iTouch Smart Tech has employed BigSmall Design, a well-known Belfast product design company, to assist with finalising our Solarmazing Blinds.
Solarmazing is a set of blinds that shields the sun, while also drawing solar energy with photovoltaic panels. It’s unique in design and concept, and iTouch has patents granted on the product in several countries. Solarmazing is a world first.
The design is in the capable hands of the BigSmall Design team, led by Stephen McGilloway.
Stephen said, “Owing to the fact that solar cell technology has moved on very quickly, we’ve gone from an early prototype that we designed six or seven years ago, which was made of solid solar cells held inside plastic carriers, to the design we have today, which is more akin to a soft, roll-up material. It’s almost like fabric.”
The vertical blinds are daisy-chained along the plastic casing at the top, where the electrical wiring is elegantly blended into the design. The electricity created by the blinds can be fed back into the building’s electrical grid, or it can be stored in batteries for local use.
Big Small is now working on small details, like creating a hex pattern that will adorn the plastic casing for the vertical photovoltaic blind panels. The blind panels are controllable by the user, manually or through the mobile app.
“Our current prototype is 3D printed – it’s the same width as a standard household vertical blind – with each pane being between approximately 100mm wide,” said Stephen.
Stephen said that his design process entails the following steps:
- Research & Analysis phase helps the team to understand with the client intent
- Concept phase (sketching / drawing)
- 3d modelling in software
- Prototyping / testing with 3D printing
- Build up a header rail, populate it and field test it
- Look at CFN colour finished materials
- Technical handover and pre-production
- Working with a Contract Manufacturer and moving into volume production
BigSmall has been working on the design of Solarmazing for a few months.
KianPeng Yong, CEO of iTouch, said: “There has been a recent push to have Solarmazing tested at some local hospitals in Northern Ireland, so the design process has been pushed up a bit. We’re confident to have orders coming in soon.”
Stephen said, “Our timeframe is that we’ll finish by the end of Q2, but we’ll probably go a bit beyond that – we should be finished up somewhere in Q3 with the parts and everything built, provided there are no surprises.”
I asked Stephen what his thoughts were on whether Solarmazing might take off. “Yes, we do think it’s a really good idea especially for high-rise buildings – places where there’s a very high population density. The blinds could generate enough power to run communal services such as emergency lighting, or magnetic locks on doors, that sort of thing.”
This type of energy creation, over time, could dramatically reduce the running costs of a large building, whether it’s being used for offices, commercial space, or residential units.
Stephen concluded: “Once the power comes into the blinds, an inverter box will push the power either into a battery set or into the grid of the building – we can offer customers either/or. For instance, if it was installed in a hospital, they might look for battery storage for emergency systems on a trickle feed. Meanwhile, someone in a home might use that energy more readily for lighting or small electrical appliances.”

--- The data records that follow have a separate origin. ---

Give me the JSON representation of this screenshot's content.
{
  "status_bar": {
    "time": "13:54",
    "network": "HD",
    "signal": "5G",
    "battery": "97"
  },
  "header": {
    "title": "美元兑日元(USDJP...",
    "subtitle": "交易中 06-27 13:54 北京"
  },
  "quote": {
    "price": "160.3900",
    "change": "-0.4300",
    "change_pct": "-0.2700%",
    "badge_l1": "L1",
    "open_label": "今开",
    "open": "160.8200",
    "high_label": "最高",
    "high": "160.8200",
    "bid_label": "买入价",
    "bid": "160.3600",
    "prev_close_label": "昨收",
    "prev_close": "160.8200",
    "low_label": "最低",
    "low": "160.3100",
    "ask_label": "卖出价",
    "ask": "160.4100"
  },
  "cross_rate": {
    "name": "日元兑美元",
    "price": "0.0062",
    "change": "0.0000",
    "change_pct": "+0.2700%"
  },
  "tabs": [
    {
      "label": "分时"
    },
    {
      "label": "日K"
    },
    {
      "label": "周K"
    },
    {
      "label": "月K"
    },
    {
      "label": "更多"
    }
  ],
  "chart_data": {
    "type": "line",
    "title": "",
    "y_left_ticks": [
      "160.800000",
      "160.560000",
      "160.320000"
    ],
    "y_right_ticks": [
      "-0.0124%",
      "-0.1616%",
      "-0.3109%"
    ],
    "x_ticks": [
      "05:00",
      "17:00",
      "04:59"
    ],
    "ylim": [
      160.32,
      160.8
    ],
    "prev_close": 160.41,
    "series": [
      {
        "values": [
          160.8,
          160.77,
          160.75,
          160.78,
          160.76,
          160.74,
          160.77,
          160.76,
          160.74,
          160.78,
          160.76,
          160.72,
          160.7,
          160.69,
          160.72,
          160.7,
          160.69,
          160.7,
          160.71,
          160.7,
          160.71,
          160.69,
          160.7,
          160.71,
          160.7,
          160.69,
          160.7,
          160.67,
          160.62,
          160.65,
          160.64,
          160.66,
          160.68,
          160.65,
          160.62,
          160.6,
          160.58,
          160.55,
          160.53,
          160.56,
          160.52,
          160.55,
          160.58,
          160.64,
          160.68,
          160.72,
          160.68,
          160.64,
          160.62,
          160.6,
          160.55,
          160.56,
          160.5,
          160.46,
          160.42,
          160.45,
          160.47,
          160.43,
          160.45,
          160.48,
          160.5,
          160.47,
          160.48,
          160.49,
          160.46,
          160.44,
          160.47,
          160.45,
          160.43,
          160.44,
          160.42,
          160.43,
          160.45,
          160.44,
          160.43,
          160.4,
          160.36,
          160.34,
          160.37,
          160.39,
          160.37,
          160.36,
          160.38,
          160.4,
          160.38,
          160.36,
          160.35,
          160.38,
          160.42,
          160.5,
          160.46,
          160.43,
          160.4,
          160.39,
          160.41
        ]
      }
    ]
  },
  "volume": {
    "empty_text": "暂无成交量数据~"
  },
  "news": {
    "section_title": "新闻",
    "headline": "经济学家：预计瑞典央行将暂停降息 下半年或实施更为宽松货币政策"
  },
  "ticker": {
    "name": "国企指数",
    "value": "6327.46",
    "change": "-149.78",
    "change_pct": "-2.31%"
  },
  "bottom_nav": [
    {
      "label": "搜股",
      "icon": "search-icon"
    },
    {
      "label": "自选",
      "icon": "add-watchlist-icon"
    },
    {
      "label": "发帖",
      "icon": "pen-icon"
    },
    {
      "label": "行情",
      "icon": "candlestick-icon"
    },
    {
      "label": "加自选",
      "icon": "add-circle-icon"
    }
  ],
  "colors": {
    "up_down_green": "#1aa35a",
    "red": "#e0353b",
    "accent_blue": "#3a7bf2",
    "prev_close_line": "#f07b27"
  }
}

How Solarmazing works
More information About BigSmall Design
BigSmall was incorporated in 2012 by Stephen McGilloway, although it had existed as a brand since 2006 inside Ulster University with his colleague Professor Justin Magee. BigSmall are an award-winning Product Design & Development firm based in Belfast, with a client base mainly across the island of Ireland, the UK and Asia. They are a small team of industrial designers and design engineers and BigSmall is a member company of the professional body the Institute of Designers in Ireland (IDI). Although they have had a wide spectrum of past clients, their focus now is across three main interest areas of Consumer Product (increasingly IoT); Health & Scientific Instruments; and Form as Function projects. Their experience sees the business interacting with other design disciplines covering aspects of brand, packaging, spatial and exhibition design.